a. A hacker can attack customer accounts for amounts that are so small, the institution as well as the customer can be unaware of their presence.

b. If enough customers are attacked, the hacker can get away with the theft of millions of dollars.

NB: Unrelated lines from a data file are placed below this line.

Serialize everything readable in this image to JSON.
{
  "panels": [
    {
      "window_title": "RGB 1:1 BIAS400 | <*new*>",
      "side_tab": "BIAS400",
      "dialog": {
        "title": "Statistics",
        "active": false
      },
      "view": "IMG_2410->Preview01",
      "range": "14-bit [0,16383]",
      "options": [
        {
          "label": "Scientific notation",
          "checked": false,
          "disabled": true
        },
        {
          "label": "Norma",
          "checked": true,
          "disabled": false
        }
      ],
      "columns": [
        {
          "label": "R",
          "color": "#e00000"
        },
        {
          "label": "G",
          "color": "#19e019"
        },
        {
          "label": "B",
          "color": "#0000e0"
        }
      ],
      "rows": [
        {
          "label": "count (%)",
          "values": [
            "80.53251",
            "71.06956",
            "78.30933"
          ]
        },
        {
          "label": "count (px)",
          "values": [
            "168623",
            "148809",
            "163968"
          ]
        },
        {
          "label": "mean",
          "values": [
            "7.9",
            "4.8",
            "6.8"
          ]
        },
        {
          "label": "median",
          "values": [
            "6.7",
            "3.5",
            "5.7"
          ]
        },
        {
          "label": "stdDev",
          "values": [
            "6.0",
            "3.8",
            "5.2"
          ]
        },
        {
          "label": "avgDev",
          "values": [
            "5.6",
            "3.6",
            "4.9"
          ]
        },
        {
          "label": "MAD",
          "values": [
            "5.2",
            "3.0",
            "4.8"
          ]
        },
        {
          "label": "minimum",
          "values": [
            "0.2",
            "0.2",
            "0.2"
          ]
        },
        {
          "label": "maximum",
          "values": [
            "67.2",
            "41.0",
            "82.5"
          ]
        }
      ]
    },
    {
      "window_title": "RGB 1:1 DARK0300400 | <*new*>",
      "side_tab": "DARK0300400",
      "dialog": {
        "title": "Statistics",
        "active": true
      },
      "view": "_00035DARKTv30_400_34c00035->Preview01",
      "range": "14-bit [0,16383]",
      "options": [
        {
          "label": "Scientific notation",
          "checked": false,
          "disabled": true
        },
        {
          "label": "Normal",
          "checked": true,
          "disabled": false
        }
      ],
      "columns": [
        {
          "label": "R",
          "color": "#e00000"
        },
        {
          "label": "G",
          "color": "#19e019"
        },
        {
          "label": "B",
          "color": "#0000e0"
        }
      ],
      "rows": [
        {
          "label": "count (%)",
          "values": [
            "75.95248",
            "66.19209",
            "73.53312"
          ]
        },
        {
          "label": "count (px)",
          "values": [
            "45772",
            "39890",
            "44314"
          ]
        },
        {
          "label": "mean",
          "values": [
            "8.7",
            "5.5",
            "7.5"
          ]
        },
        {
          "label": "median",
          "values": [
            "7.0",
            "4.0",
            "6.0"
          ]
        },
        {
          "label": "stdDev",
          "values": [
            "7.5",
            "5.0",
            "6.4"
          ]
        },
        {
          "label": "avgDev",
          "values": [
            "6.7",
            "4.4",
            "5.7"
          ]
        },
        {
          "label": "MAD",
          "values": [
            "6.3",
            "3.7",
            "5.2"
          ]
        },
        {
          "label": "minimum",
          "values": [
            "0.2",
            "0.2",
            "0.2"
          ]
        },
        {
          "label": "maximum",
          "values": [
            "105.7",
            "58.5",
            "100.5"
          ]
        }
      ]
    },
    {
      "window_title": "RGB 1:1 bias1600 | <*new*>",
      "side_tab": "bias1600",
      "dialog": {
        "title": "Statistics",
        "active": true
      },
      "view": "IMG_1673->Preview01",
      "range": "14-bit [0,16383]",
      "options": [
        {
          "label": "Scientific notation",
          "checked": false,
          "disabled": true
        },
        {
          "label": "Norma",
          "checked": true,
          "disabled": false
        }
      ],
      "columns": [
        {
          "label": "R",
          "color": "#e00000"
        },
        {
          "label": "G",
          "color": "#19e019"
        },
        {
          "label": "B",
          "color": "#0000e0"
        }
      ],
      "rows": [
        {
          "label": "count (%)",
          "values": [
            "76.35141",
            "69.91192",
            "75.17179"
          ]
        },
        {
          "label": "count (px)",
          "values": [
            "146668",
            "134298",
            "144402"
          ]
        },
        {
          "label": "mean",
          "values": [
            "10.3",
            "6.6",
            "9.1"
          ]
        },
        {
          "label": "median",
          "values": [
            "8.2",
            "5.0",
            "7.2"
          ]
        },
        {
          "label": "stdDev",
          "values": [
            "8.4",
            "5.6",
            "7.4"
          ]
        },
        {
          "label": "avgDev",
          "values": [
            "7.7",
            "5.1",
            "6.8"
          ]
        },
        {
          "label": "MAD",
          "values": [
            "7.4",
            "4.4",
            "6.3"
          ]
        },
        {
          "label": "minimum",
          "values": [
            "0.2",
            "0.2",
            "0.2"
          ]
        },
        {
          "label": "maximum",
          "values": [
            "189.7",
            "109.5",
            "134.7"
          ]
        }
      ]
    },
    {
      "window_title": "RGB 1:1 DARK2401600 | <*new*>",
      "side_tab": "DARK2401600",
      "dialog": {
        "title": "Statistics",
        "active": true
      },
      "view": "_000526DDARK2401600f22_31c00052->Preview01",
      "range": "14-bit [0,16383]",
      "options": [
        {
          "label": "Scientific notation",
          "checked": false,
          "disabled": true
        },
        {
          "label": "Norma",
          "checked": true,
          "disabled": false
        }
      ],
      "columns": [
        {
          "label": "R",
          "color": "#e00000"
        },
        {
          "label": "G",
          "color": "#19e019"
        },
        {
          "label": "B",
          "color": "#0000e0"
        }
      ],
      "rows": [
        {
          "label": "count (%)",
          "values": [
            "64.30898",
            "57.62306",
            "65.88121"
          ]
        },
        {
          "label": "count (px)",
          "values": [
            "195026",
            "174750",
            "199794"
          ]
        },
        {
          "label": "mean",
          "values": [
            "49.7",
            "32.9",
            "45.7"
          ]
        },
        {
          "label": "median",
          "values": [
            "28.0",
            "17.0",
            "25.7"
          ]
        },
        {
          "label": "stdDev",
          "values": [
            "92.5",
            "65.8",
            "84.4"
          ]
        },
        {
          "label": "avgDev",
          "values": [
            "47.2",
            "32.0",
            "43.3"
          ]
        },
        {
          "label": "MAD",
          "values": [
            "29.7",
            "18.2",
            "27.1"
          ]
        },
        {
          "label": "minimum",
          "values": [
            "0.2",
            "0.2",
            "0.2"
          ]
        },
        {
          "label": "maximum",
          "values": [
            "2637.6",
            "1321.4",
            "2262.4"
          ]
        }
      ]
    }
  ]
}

In the movies, hackers usually attack large banks by holding them ransom. They threaten banks by demanding large ransoms in return for non-destruction of their building structures, computer systems, or key leadership. In these movies, the hackers are just about to get away with the money until a hero foils the whole plan. Hackers affect business in the same manner. Big businesses fall victim to the hackers' wrath by losing large accounts with other businesses, losing or gaining funds in their corporate accounts (which may cause blame for embezzlement), and the same structural or personnel damage found in financial institutions. Again, an unsung hero foils...